provides a commercial Wasabi Certified BSD product based on NetBSD with proprietary enterprise features and extensions, which are focused on embedded, server and storage applications.
NetBSD was used in NASA
's SAMS-II Project
of measuring the microgravity environment on the International Space Station
, and for investigations of TCP
for use in satellite
In 2004, SUNET
used NetBSD to set the Internet2
Land Speed Record. NetBSD was chosen "due to the scalability of the TCP code".
NetBSD is also used in Apple's AirPort Extreme
and Time Capsule
products, instead of their own OS X
(most of whose Unix-level userland code is derived from FreeBSD code but some is derived from NetBSD code).
The operating system of the T-Mobile Sidekick
LX 2009 smartphone
is based on NetBSD.
operating system uses a mostly NetBSD userland as well as its pkgsrc
packages infrastructure since version 3.2.
Parts of macOS
were originally taken from NetBSD, such as some userspace command line tools.
All of the NetBSD kernel and most of the core userland source code is released under the terms of the BSD License
(two, three, and four-clause variants). This essentially allows everyone to use, modify, redistribute or sell it as they wish, as long as they do not remove the copyright notice and license text (the four-clause variants also include terms relating to publicity material). Thus, the development of products based on NetBSD is possible without having to make modifications to the source code public. In contrast, the GPL
, which does not apply to NetBSD, stipulates that changes to source code of a product must be released to the product recipient when products derived from those changes are released.
On 20 June 2008, the NetBSD Foundation announced a transition to the two clause BSD license, citing concerns with UCB support of clause 3 and industry applicability of clause 4.
NetBSD also includes the GNU
development tools and other packages, which are covered by the GPL and other open source licenses. As with other BSD
projects, NetBSD separates those in its base source tree to make it easier to remove code that is under more restrictive licenses. As for packages, the installed software licenses may be controlled by modifying the list of allowed licenses in the pkgsrc configuration file (
The following table lists major NetBSD releases and their notable features in reverse chronological order. Minor and patch releases are not included.
The NetBSD "flag" logo, designed by Grant Bissett, was introduced in 2004 and is an abstraction of their older logo, designed by Shawn Mueller in 1994. Mueller's version was based on the famous World War II
photograph Raising the Flag on Iwo Jima
The NetBSD Foundation

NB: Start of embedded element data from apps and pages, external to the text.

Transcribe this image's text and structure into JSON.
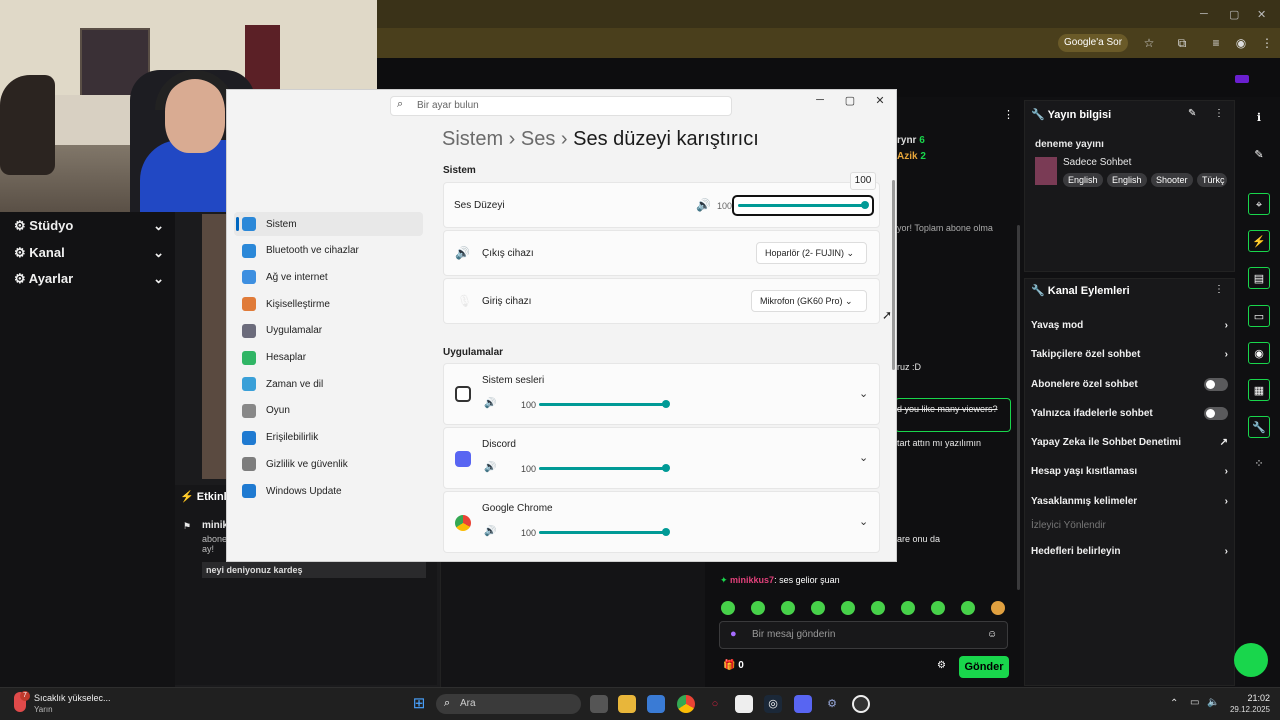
{
  "browser": {
    "ask_google": "Google'a Sor"
  },
  "left_nav": {
    "items": [
      {
        "label": "Stüdyo"
      },
      {
        "label": "Kanal"
      },
      {
        "label": "Ayarlar"
      }
    ]
  },
  "events": {
    "title": "Etkinlik",
    "user": "minik",
    "text": "abone ay!",
    "message": "neyi deniyonuz kardeş"
  },
  "chat": {
    "partial_url": "com",
    "top_users": [
      {
        "name": "rynr",
        "count": "6"
      },
      {
        "name": "Azik",
        "count": "2"
      }
    ],
    "lines": [
      "yor! Toplam abone olma",
      "ruz :D",
      "d you like many viewers?",
      "tart attın mı yazılımın",
      "are onu da",
      "gelior"
    ],
    "last_user": "minikkus7",
    "last_msg": ": ses gelior şuan",
    "input_placeholder": "Bir mesaj gönderin",
    "points": "0",
    "send": "Gönder"
  },
  "stream_info": {
    "title": "Yayın bilgisi",
    "stream_title": "deneme yayını",
    "category": "Sadece Sohbet",
    "tags": [
      "English",
      "English",
      "Shooter",
      "Türkç"
    ]
  },
  "channel_actions": {
    "title": "Kanal Eylemleri",
    "rows": [
      {
        "label": "Yavaş mod",
        "control": "arrow"
      },
      {
        "label": "Takipçilere özel sohbet",
        "control": "arrow"
      },
      {
        "label": "Abonelere özel sohbet",
        "control": "toggle"
      },
      {
        "label": "Yalnızca ifadelerle sohbet",
        "control": "toggle"
      },
      {
        "label": "Yapay Zeka ile Sohbet Denetimi",
        "control": "external"
      },
      {
        "label": "Hesap yaşı kısıtlaması",
        "control": "arrow"
      },
      {
        "label": "Yasaklanmış kelimeler",
        "control": "arrow"
      }
    ],
    "section": "İzleyici Yönlendir",
    "goal": "Hedefleri belirleyin"
  },
  "settings": {
    "search_placeholder": "Bir ayar bulun",
    "breadcrumb": [
      "Sistem",
      "Ses",
      "Ses düzeyi karıştırıcı"
    ],
    "sidebar": [
      {
        "label": "Sistem",
        "color": "#2b88d8"
      },
      {
        "label": "Bluetooth ve cihazlar",
        "color": "#2b88d8"
      },
      {
        "label": "Ağ ve internet",
        "color": "#3d8fe0"
      },
      {
        "label": "Kişiselleştirme",
        "color": "#e07b39"
      },
      {
        "label": "Uygulamalar",
        "color": "#6b6b7b"
      },
      {
        "label": "Hesaplar",
        "color": "#30b565"
      },
      {
        "label": "Zaman ve dil",
        "color": "#3aa0d8"
      },
      {
        "label": "Oyun",
        "color": "#888"
      },
      {
        "label": "Erişilebilirlik",
        "color": "#1f7ad1"
      },
      {
        "label": "Gizlilik ve güvenlik",
        "color": "#7d7d7d"
      },
      {
        "label": "Windows Update",
        "color": "#1f7ad1"
      }
    ],
    "system_section": "Sistem",
    "master_volume": {
      "label": "Ses Düzeyi",
      "value": "100",
      "tooltip": "100",
      "level": 1.0
    },
    "output": {
      "label": "Çıkış cihazı",
      "value": "Hoparlör (2- FUJIN)"
    },
    "input": {
      "label": "Giriş cihazı",
      "value": "Mikrofon (GK60 Pro)"
    },
    "apps_section": "Uygulamalar",
    "apps": [
      {
        "name": "Sistem sesleri",
        "value": "100",
        "level": 1.0
      },
      {
        "name": "Discord",
        "value": "100",
        "level": 1.0
      },
      {
        "name": "Google Chrome",
        "value": "100",
        "level": 1.0
      }
    ]
  },
  "taskbar": {
    "weather": "Sıcaklık yükselec...",
    "weather_sub": "Yarın",
    "weather_badge": "7",
    "search": "Ara",
    "time": "21:02",
    "date": "29.12.2025"
  }
}
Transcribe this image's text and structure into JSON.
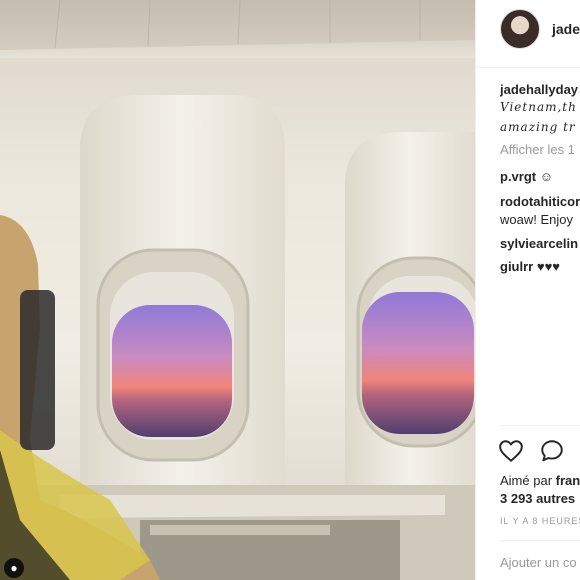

The NetBSD Foundation is the legal entity that owns the intellectual property and trademarks associated with NetBSD, and on 22 January 2004, became a 501(c)3
tax-exempt non-profit organization. The members of the foundation are developers who have CVS commit access. The NetBSD Foundation has a Board of Directors, elected by the voting of members for two years.
Hosting for the project is provided primarily by Columbia University
, and Western Washington University
, fronted by a CDN
provided by Fastly
. Mirrors for the project are spread around the world and provided by volunteers and supporters of the project.
* Comparison of operating systems
* Comparison of operating system kernels
Category:ARM operating systems
Category:Lightweight Unix-like systems
Category:PowerPC operating systems
Category:Software using the BSD license
Category:X86-64 operating systems
Category:IA-32 operating systems